◆ TO DO
Copy out every line of the data that follows, exactly.

◆ RECORDS FOR THIS EXERCISE
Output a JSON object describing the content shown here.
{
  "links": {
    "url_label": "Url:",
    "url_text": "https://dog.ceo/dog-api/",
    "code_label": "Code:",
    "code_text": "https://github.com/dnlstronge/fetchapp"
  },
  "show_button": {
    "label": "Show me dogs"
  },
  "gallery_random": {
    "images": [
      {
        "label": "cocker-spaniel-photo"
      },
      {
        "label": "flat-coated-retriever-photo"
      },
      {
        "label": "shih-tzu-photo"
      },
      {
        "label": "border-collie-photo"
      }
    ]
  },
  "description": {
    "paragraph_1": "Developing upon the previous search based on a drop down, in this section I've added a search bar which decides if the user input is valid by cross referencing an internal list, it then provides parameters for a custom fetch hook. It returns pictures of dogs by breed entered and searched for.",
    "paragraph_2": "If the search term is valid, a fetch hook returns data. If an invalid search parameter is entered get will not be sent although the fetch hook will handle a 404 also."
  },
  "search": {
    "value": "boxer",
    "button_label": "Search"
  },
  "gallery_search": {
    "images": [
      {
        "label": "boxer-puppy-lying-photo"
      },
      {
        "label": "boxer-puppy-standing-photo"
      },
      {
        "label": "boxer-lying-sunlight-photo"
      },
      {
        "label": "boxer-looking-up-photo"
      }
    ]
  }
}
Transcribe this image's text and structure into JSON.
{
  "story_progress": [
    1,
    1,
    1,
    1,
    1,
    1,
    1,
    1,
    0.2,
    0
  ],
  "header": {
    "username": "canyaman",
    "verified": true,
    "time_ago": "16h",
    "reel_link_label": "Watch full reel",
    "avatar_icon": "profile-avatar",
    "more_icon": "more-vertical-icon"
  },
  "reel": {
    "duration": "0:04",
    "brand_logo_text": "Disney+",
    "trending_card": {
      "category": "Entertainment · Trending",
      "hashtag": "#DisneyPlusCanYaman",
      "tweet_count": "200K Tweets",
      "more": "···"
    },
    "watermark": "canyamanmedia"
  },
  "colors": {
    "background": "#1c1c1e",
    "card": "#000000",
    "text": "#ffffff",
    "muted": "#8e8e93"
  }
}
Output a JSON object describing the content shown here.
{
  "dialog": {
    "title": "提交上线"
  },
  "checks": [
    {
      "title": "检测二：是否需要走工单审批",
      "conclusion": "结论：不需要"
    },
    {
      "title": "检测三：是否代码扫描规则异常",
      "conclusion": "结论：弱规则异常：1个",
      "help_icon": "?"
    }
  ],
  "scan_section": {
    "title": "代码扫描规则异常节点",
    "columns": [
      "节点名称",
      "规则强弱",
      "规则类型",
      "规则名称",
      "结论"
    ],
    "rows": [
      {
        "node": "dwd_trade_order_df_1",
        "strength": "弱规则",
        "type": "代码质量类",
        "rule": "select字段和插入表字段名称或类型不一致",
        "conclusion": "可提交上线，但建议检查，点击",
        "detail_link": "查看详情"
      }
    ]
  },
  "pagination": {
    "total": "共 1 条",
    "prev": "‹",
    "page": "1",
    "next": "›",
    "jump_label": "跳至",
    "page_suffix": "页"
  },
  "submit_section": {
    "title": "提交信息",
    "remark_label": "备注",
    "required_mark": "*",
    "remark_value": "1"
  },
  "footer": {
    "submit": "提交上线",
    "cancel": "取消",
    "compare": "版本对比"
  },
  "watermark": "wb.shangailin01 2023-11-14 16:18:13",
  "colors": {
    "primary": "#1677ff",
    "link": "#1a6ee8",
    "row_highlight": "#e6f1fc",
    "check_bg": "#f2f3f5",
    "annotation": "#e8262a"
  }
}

◆ ANSWER FOR THE TASK
Output a JSON object describing the content shown here.
{
  "links": {
    "url_label": "Url:",
    "url_text": "https://dog.ceo/dog-api/",
    "code_label": "Code:",
    "code_text": "https://github.com/dnlstronge/fetchapp"
  },
  "show_button": {
    "label": "Show me dogs"
  },
  "gallery_random": {
    "images": [
      {
        "label": "cocker-spaniel-photo"
      },
      {
        "label": "flat-coated-retriever-photo"
      },
      {
        "label": "shih-tzu-photo"
      },
      {
        "label": "border-collie-photo"
      }
    ]
  },
  "description": {
    "paragraph_1": "Developing upon the previous search based on a drop down, in this section I've added a search bar which decides if the user input is valid by cross referencing an internal list, it then provides parameters for a custom fetch hook. It returns pictures of dogs by breed entered and searched for.",
    "paragraph_2": "If the search term is valid, a fetch hook returns data. If an invalid search parameter is entered get will not be sent although the fetch hook will handle a 404 also."
  },
  "search": {
    "value": "boxer",
    "button_label": "Search"
  },
  "gallery_search": {
    "images": [
      {
        "label": "boxer-puppy-lying-photo"
      },
      {
        "label": "boxer-puppy-standing-photo"
      },
      {
        "label": "boxer-lying-sunlight-photo"
      },
      {
        "label": "boxer-looking-up-photo"
      }
    ]
  }
}
Transcribe this image's text and structure into JSON.
{
  "story_progress": [
    1,
    1,
    1,
    1,
    1,
    1,
    1,
    1,
    0.2,
    0
  ],
  "header": {
    "username": "canyaman",
    "verified": true,
    "time_ago": "16h",
    "reel_link_label": "Watch full reel",
    "avatar_icon": "profile-avatar",
    "more_icon": "more-vertical-icon"
  },
  "reel": {
    "duration": "0:04",
    "brand_logo_text": "Disney+",
    "trending_card": {
      "category": "Entertainment · Trending",
      "hashtag": "#DisneyPlusCanYaman",
      "tweet_count": "200K Tweets",
      "more": "···"
    },
    "watermark": "canyamanmedia"
  },
  "colors": {
    "background": "#1c1c1e",
    "card": "#000000",
    "text": "#ffffff",
    "muted": "#8e8e93"
  }
}
Output a JSON object describing the content shown here.
{
  "dialog": {
    "title": "提交上线"
  },
  "checks": [
    {
      "title": "检测二：是否需要走工单审批",
      "conclusion": "结论：不需要"
    },
    {
      "title": "检测三：是否代码扫描规则异常",
      "conclusion": "结论：弱规则异常：1个",
      "help_icon": "?"
    }
  ],
  "scan_section": {
    "title": "代码扫描规则异常节点",
    "columns": [
      "节点名称",
      "规则强弱",
      "规则类型",
      "规则名称",
      "结论"
    ],
    "rows": [
      {
        "node": "dwd_trade_order_df_1",
        "strength": "弱规则",
        "type": "代码质量类",
        "rule": "select字段和插入表字段名称或类型不一致",
        "conclusion": "可提交上线，但建议检查，点击",
        "detail_link": "查看详情"
      }
    ]
  },
  "pagination": {
    "total": "共 1 条",
    "prev": "‹",
    "page": "1",
    "next": "›",
    "jump_label": "跳至",
    "page_suffix": "页"
  },
  "submit_section": {
    "title": "提交信息",
    "remark_label": "备注",
    "required_mark": "*",
    "remark_value": "1"
  },
  "footer": {
    "submit": "提交上线",
    "cancel": "取消",
    "compare": "版本对比"
  },
  "watermark": "wb.shangailin01 2023-11-14 16:18:13",
  "colors": {
    "primary": "#1677ff",
    "link": "#1a6ee8",
    "row_highlight": "#e6f1fc",
    "check_bg": "#f2f3f5",
    "annotation": "#e8262a"
  }
}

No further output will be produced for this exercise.